As what could be expected for someone who spent his HOF career almost even split between two franchises (10 years with Baltimore, 8 with the Yankees), Mike Mussina has decided to not have a logo on his cap on his HOF plaque.
The late Roy Halladay won’t either. In a somewhat surprising decision, his family decided no logo either. It was expected that Halladay may have a Blue Jay logo on his cap since he spent 12 years in Toronto, and 4 with the Phillies.
Mariano Rivera and Edgar Martinez only played for the Yankees and Mariners, respectively.

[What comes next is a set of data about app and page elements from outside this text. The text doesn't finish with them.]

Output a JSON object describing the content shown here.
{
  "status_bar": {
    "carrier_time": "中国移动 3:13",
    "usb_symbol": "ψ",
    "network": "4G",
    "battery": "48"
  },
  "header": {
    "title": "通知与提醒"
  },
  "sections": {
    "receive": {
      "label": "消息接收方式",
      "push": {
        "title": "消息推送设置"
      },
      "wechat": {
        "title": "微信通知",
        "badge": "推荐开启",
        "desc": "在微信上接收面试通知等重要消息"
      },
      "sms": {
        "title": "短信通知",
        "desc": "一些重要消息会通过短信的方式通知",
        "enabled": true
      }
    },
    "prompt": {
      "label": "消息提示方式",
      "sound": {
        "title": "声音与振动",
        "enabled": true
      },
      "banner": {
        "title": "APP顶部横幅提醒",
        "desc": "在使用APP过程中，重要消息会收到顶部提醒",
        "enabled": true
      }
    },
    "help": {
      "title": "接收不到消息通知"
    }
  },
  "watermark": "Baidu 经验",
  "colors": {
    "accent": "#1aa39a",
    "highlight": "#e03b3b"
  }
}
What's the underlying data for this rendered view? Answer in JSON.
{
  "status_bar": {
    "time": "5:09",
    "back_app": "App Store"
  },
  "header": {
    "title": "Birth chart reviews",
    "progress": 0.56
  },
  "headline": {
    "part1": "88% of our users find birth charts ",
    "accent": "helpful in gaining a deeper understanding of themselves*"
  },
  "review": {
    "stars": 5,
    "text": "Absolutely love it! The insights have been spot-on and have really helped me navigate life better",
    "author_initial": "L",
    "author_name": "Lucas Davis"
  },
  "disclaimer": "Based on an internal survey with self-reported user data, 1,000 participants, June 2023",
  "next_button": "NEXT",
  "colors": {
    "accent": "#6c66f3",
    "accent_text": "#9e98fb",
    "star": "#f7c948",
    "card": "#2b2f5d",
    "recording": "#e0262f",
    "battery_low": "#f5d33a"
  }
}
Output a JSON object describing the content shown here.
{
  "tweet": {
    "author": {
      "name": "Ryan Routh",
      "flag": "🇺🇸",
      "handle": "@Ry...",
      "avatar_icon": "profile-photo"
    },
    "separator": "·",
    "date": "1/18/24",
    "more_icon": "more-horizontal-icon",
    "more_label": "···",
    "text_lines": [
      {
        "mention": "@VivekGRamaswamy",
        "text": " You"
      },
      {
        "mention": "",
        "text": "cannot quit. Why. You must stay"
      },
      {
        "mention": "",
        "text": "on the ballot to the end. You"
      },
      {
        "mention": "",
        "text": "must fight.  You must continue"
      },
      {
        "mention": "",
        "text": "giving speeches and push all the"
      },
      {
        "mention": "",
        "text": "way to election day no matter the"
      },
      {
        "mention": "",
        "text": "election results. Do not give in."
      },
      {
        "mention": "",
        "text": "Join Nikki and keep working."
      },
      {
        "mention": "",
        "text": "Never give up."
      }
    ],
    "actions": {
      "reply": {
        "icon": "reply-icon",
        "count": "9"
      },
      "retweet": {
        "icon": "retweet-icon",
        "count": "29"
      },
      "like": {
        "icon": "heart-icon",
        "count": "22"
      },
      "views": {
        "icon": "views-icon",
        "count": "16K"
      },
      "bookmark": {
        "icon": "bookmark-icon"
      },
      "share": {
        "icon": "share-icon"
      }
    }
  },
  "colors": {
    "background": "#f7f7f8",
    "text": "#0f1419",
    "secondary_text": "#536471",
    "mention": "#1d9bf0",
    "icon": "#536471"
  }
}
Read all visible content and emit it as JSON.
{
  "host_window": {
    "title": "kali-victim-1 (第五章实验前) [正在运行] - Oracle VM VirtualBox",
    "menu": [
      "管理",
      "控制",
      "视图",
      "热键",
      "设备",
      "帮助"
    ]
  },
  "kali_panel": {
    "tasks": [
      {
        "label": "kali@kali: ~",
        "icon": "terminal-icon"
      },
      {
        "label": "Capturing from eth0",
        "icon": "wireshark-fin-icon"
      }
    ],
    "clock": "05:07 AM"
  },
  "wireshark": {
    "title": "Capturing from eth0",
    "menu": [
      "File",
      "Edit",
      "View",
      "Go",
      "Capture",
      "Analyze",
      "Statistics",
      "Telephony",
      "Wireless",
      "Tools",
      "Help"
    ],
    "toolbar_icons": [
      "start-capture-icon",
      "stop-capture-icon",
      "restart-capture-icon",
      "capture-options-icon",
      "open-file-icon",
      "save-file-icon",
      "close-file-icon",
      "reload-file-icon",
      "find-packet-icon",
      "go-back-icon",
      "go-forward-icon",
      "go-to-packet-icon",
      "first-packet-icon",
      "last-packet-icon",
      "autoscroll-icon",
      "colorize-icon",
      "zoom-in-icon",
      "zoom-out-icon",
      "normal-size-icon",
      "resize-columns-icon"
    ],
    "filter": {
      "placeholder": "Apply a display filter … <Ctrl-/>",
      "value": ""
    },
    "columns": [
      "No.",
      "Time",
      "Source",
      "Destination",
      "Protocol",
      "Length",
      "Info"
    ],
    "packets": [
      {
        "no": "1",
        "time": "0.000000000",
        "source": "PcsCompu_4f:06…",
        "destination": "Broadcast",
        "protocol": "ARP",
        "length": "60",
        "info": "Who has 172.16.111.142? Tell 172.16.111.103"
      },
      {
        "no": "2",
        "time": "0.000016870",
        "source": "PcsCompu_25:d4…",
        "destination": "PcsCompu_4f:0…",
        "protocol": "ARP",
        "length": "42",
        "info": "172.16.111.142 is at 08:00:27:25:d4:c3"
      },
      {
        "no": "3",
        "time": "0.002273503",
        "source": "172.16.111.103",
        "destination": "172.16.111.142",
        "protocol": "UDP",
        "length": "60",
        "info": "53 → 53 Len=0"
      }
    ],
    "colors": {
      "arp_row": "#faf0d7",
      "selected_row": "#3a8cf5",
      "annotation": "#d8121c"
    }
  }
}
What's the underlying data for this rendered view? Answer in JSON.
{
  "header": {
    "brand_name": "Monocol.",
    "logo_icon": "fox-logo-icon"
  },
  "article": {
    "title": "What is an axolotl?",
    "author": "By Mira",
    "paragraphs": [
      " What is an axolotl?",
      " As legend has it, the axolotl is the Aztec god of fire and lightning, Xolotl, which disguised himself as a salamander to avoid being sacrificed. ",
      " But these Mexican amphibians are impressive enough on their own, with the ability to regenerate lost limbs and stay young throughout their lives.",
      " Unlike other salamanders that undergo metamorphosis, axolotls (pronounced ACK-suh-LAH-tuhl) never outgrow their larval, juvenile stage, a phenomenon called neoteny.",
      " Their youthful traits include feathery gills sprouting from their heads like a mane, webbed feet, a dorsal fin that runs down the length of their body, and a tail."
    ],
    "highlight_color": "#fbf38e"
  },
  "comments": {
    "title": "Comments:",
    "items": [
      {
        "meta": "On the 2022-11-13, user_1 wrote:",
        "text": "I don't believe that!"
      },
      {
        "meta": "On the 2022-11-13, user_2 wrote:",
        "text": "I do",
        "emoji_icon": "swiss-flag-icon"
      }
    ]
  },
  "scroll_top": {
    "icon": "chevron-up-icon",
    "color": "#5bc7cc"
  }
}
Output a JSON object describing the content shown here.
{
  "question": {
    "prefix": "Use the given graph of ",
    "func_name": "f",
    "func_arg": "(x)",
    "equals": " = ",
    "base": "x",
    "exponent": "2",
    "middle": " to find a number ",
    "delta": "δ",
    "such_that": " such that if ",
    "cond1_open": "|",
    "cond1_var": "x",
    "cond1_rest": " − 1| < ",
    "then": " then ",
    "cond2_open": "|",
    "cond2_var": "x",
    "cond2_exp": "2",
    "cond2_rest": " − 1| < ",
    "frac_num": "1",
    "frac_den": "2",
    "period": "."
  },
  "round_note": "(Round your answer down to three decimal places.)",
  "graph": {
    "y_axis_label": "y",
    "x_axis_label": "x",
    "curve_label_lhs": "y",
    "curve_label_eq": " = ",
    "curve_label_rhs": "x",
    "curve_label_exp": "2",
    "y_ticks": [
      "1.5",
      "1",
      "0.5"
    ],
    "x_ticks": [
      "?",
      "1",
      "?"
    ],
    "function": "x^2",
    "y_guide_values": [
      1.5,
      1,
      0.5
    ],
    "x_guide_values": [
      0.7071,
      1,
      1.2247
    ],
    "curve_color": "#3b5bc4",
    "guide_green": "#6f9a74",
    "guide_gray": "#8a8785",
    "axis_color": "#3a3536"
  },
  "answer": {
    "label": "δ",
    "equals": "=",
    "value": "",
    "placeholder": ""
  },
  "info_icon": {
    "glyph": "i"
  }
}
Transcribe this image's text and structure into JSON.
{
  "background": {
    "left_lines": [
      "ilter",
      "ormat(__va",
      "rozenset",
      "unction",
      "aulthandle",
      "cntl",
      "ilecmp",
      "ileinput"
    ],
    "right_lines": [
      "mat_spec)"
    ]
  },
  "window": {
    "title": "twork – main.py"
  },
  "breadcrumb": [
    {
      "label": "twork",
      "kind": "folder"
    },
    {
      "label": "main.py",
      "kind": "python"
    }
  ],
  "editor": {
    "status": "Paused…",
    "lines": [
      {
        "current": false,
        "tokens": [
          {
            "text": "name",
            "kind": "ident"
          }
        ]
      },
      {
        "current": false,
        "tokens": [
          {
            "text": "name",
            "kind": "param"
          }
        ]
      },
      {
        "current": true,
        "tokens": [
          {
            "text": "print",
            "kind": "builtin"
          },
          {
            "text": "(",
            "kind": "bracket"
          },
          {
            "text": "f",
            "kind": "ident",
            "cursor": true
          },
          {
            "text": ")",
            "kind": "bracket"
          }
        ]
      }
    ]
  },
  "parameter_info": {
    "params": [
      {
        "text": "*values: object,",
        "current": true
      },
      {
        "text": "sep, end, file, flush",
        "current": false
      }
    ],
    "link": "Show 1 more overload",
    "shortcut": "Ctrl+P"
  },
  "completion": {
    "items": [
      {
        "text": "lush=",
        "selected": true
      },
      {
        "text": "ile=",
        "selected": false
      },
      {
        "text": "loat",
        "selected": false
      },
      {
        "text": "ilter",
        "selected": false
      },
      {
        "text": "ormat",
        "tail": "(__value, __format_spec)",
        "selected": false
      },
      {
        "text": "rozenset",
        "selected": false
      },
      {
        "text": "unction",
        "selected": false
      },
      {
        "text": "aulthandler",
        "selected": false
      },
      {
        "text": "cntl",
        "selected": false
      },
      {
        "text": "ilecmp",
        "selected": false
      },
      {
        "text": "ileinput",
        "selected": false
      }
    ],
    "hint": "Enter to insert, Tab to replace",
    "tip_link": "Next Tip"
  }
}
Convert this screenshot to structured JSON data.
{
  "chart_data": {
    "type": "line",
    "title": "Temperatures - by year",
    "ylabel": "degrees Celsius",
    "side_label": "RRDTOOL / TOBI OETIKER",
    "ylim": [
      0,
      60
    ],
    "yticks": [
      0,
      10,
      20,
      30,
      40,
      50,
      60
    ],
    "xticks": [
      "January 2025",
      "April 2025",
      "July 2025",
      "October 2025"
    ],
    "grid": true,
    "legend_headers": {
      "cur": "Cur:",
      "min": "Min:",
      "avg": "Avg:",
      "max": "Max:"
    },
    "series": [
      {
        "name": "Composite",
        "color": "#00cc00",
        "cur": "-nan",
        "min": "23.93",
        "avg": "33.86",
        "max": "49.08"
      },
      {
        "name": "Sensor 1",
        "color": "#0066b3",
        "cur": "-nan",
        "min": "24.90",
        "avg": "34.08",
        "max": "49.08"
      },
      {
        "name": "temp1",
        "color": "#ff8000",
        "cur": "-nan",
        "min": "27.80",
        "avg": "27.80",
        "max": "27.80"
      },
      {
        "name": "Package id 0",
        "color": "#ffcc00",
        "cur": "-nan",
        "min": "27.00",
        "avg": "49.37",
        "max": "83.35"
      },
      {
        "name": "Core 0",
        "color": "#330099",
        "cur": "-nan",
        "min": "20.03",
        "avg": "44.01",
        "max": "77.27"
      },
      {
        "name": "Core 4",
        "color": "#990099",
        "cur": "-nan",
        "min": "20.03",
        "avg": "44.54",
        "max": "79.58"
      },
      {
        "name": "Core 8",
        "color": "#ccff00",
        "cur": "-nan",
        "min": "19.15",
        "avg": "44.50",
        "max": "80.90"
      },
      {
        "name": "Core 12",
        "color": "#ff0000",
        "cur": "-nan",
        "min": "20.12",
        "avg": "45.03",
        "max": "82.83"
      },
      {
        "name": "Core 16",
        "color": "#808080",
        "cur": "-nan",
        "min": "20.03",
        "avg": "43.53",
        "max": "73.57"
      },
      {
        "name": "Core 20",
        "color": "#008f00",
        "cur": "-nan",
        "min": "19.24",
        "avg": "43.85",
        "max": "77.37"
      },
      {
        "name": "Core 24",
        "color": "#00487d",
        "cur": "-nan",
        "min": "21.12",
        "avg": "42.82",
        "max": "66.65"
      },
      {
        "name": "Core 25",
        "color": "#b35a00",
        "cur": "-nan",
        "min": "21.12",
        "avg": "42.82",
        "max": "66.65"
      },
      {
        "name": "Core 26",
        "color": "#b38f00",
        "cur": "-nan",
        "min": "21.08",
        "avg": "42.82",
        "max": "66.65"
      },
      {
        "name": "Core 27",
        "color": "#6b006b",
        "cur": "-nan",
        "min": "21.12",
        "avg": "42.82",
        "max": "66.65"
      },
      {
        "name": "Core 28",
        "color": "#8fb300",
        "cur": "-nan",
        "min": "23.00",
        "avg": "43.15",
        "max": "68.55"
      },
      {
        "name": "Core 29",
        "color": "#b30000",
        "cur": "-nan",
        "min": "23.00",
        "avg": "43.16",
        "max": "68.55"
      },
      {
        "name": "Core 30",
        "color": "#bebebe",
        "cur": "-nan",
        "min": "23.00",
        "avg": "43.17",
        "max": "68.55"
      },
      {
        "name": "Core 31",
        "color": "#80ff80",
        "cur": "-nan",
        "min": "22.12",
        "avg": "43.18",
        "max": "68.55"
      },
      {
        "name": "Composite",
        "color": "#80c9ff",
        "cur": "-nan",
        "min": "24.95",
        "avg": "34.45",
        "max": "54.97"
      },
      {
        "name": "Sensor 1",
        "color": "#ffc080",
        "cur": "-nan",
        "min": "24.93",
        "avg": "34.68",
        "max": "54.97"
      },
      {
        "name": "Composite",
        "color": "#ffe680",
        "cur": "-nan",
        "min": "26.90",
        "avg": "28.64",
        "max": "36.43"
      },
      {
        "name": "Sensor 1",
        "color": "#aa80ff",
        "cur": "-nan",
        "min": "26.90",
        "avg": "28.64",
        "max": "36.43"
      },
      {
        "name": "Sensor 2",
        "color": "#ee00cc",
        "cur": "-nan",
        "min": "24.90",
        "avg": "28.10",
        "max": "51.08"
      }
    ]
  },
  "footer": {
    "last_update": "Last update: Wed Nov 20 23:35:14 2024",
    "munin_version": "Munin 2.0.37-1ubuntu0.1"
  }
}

It was mentioned that Rivera will be the eighth HOF whose playing career was solely with the Yankees (Derek Jeter will be #9 next year). The others are Whitey Ford, Bill Dickey, Lou Gehrig, Phil Rizzuto, Earle Combs, Joe DiMaggio and Mickey Mantle.
Veterans’ Committee choices Harold Baines and Lee Smith, both of whom played for various teams, will both be representing Chicago: Baines the White Sox, Smith the Cubs.
Former MLB umpire Jim McKean passed away at the age of 73. He umpired in 3 WS, 1979, 1985 and 1995.
Posted in Awards, Ex-Players, Mike's Musings
Tagged Baines, Combs, Dickey, DiMaggio, Ford, Gehrig, Halladay, Jeter, Mantle, Martinez, McKean, Mussina, Rivera, Rizzuto, Smith
Not much happening now. Awaiting word on where Millwood winds up. Waiting for Pitchers and Catchers to officially open Spring Training.
Busy with a few personal items. I did write another piece over on the BBD blog. This profile is on Earle Combs. BBD’s link is to the right.
Celtics 3-0 vs. Lebron and Co. with a win today.
I’m glad a 68 year old legend won the Grammy for Best Solo Rock Vocal Performance (Paul McCartney, Helter Skelter, on Good Evening New York City CD; live from his Citi Field concerts, summer of 2009).
Well, I picked the #1 CF (Mays) and had 3 of the 4 runnersup. Mantle, DiMaggio and Snider.
I differed on one player.
I chose Bernie Williams.
1991-2006. .297 BA, 287 HR.
Average 162 game season, .297-22-98, 11 SB, 125 OPS+. 2x top 10 mvp. 1 batting title. 4 GG.
Their choice was Earle “The Kentucky Colonel” Combs. .325 and a HOF. CF on the 1927 club. 1924-1935, career shortened when he fractured his skull running into the wall at Sportsman’s Park in 1934.
A 162 g. season for Combs would translate to .325-6-70, 11 SB; OPS+ 126.
The average goes to Combs, a leadoff hitter, the power to Bernie, who was in the middle of the lineup.
I can’t really argue with the panel’s selection of Combs over Bernie. It’s a tossup to me. The only knock against Combs could be his brevity. 9 years of 100 or more games played, but then that injury…
In the leaderboard of fans vs. the panel, I am still in 2nd place.
Next week, pitchers.